> **Your objective**
Read the material below and tally how many lines hold the word "placeholder", giving the number and nothing else.

> **Data supplied**
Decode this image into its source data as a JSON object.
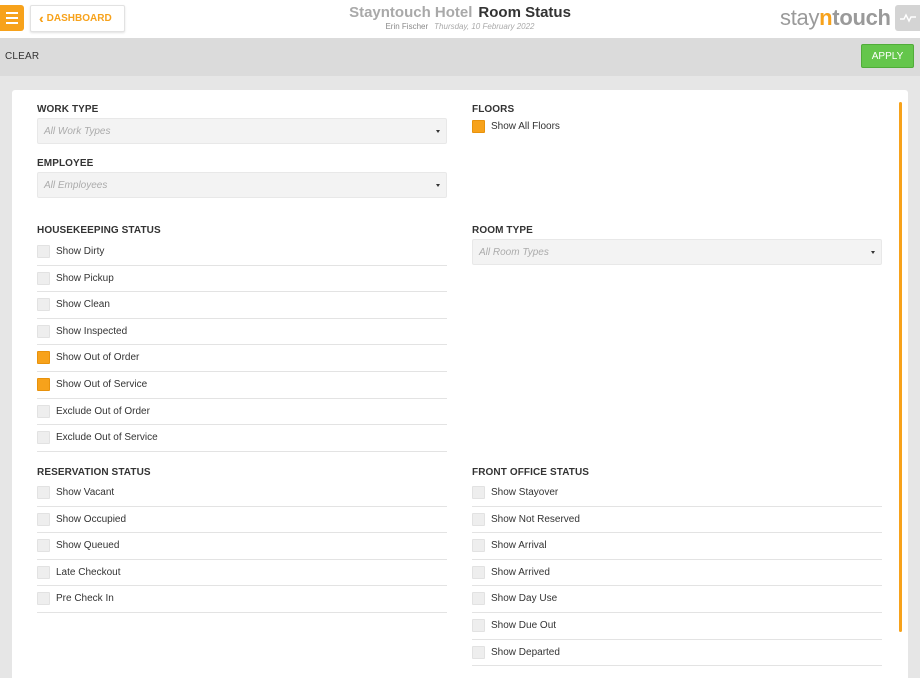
{
  "header": {
    "dashboard_label": "DASHBOARD",
    "hotel_name": "Stayntouch Hotel",
    "page_title": "Room Status",
    "user_name": "Erin Fischer",
    "date": "Thursday, 10 February 2022",
    "logo": {
      "part1": "stay",
      "part2": "n",
      "part3": "touch"
    }
  },
  "toolbar": {
    "clear_label": "CLEAR",
    "apply_label": "APPLY"
  },
  "work_type": {
    "title": "WORK TYPE",
    "placeholder": "All Work Types"
  },
  "employee": {
    "title": "EMPLOYEE",
    "placeholder": "All Employees"
  },
  "floors": {
    "title": "FLOORS",
    "items": [
      {
        "label": "Show All Floors",
        "checked": true
      }
    ]
  },
  "housekeeping": {
    "title": "HOUSEKEEPING STATUS",
    "items": [
      {
        "label": "Show Dirty",
        "checked": false
      },
      {
        "label": "Show Pickup",
        "checked": false
      },
      {
        "label": "Show Clean",
        "checked": false
      },
      {
        "label": "Show Inspected",
        "checked": false
      },
      {
        "label": "Show Out of Order",
        "checked": true
      },
      {
        "label": "Show Out of Service",
        "checked": true
      },
      {
        "label": "Exclude Out of Order",
        "checked": false
      },
      {
        "label": "Exclude Out of Service",
        "checked": false
      }
    ]
  },
  "room_type": {
    "title": "ROOM TYPE",
    "placeholder": "All Room Types"
  },
  "reservation": {
    "title": "RESERVATION STATUS",
    "items": [
      {
        "label": "Show Vacant",
        "checked": false
      },
      {
        "label": "Show Occupied",
        "checked": false
      },
      {
        "label": "Show Queued",
        "checked": false
      },
      {
        "label": "Late Checkout",
        "checked": false
      },
      {
        "label": "Pre Check In",
        "checked": false
      }
    ]
  },
  "front_office": {
    "title": "FRONT OFFICE STATUS",
    "items": [
      {
        "label": "Show Stayover",
        "checked": false
      },
      {
        "label": "Show Not Reserved",
        "checked": false
      },
      {
        "label": "Show Arrival",
        "checked": false
      },
      {
        "label": "Show Arrived",
        "checked": false
      },
      {
        "label": "Show Day Use",
        "checked": false
      },
      {
        "label": "Show Due Out",
        "checked": false
      },
      {
        "label": "Show Departed",
        "checked": false
      }
    ]
  },
  "colors": {
    "accent": "#f7a21b",
    "apply_green": "#64c64b",
    "toolbar_gray": "#dbdbdb",
    "background": "#e6e6e6"
  }
}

> **Response for this exercise**
3